** Exercise data follows **

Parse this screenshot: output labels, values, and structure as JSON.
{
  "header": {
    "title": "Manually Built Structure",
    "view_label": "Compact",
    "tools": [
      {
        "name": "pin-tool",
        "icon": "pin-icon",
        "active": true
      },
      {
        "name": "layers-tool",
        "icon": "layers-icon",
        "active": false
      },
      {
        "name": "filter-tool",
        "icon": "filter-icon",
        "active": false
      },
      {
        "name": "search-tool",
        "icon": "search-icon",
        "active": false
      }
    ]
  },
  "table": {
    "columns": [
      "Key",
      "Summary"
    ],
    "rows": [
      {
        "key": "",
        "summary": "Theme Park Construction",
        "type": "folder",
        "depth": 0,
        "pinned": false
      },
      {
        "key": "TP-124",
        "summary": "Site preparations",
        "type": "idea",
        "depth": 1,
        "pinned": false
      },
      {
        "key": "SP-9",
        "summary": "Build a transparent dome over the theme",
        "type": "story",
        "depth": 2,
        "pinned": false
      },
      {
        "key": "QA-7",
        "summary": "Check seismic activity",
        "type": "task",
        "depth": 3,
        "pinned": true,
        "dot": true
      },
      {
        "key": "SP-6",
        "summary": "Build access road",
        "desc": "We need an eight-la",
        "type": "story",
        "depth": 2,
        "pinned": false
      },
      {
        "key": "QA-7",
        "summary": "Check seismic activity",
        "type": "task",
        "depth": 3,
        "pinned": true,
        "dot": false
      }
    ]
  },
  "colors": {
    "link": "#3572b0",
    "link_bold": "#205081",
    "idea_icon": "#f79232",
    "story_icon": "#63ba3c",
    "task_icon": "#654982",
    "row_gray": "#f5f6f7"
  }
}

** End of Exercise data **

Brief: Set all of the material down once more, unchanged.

Answer section:
Parse this screenshot: output labels, values, and structure as JSON.
{
  "header": {
    "title": "Manually Built Structure",
    "view_label": "Compact",
    "tools": [
      {
        "name": "pin-tool",
        "icon": "pin-icon",
        "active": true
      },
      {
        "name": "layers-tool",
        "icon": "layers-icon",
        "active": false
      },
      {
        "name": "filter-tool",
        "icon": "filter-icon",
        "active": false
      },
      {
        "name": "search-tool",
        "icon": "search-icon",
        "active": false
      }
    ]
  },
  "table": {
    "columns": [
      "Key",
      "Summary"
    ],
    "rows": [
      {
        "key": "",
        "summary": "Theme Park Construction",
        "type": "folder",
        "depth": 0,
        "pinned": false
      },
      {
        "key": "TP-124",
        "summary": "Site preparations",
        "type": "idea",
        "depth": 1,
        "pinned": false
      },
      {
        "key": "SP-9",
        "summary": "Build a transparent dome over the theme",
        "type": "story",
        "depth": 2,
        "pinned": false
      },
      {
        "key": "QA-7",
        "summary": "Check seismic activity",
        "type": "task",
        "depth": 3,
        "pinned": true,
        "dot": true
      },
      {
        "key": "SP-6",
        "summary": "Build access road",
        "desc": "We need an eight-la",
        "type": "story",
        "depth": 2,
        "pinned": false
      },
      {
        "key": "QA-7",
        "summary": "Check seismic activity",
        "type": "task",
        "depth": 3,
        "pinned": true,
        "dot": false
      }
    ]
  },
  "colors": {
    "link": "#3572b0",
    "link_bold": "#205081",
    "idea_icon": "#f79232",
    "story_icon": "#63ba3c",
    "task_icon": "#654982",
    "row_gray": "#f5f6f7"
  }
}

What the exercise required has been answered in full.